Contrary to popular belief, the Indian domestic BPO business, despite its relatively lower pricing levels, has better (or at least equal) profitability margins as compared to the companies catering to global customers.

We believe the Indian domestic BPO market is a strong potential opportunity for both financial and strategic investors looking at making attractive investments in this space.

Last, but not the least, we also believe that the existing players in the Indian domestic BPO market will stand to gain from the years of credibility and referencibility they have built in this space, with the infusion of structured capital into this market.

Inflection point for Mobile VAS?

ET had an interesting article a couple of days ago on declining SMS usage in India –…

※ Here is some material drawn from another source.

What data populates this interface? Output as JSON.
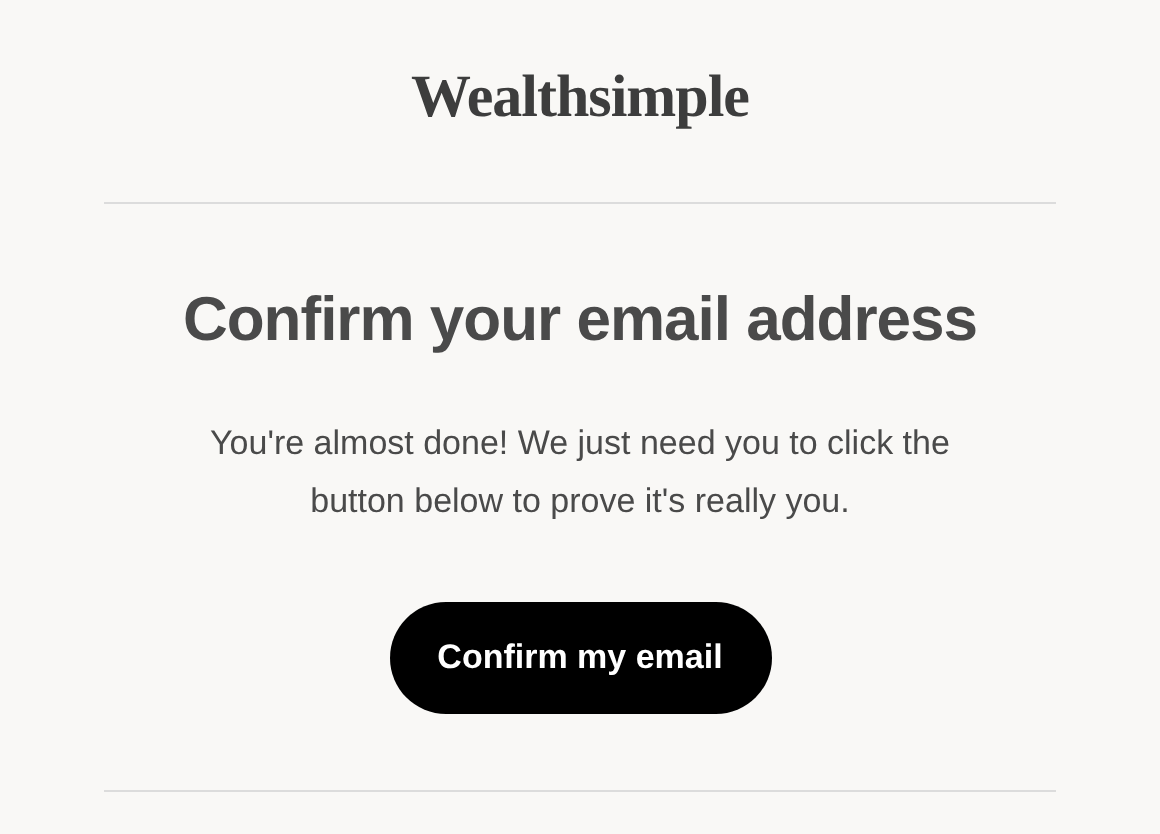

While the absolute number of SMS’s sent continue to grow (simply because Indian operators continue to add subs at a mind-boggling rate), the average SMS message per user fell significantly in the Sep. quarter relative to the June quarter – a trend that apparently began in late 2006, according to the article. While a number of possible explanations are put forth for the decline, I think the biggest factor is that with over 200m mobile subscribers we’re now well past the 70-80m subscribers who are English literate (I’ve seen some numbers as high as 100m for the English literate population). With over 50% of the user base unable to send/receive a “standard” text message, is it any wonder that SMS usage is falling? The bigger question in my mind, is when the operators will wake up to the fact that Value Added Services beyond SMS (yes, operators treat SMS as a “VAS”, simply because its non-voice, rather than a source of differentiation) is not something they can continue to soft-peddle if they want to stem the inevitable decline in ARPUs. Operators also need to take a long and hard look at their revenue sharing arrangements (in India 60-70% of VAS revenue goes to the operators vs. 25-30% in most other countries) since that’s leading to a chicken and egg situation – smaller share of the VAS pie stifles innovation in VAS and lack of compelling VAS applications means operators continue to milk whatever they can from SMS based quasi-VAS services. On a related note, the opportunity for non-text based as well as multi-lingual applications is real, and compelling. There are 3-4 companies in this space, but there’s room for many more. Would love to hear thoughts from others.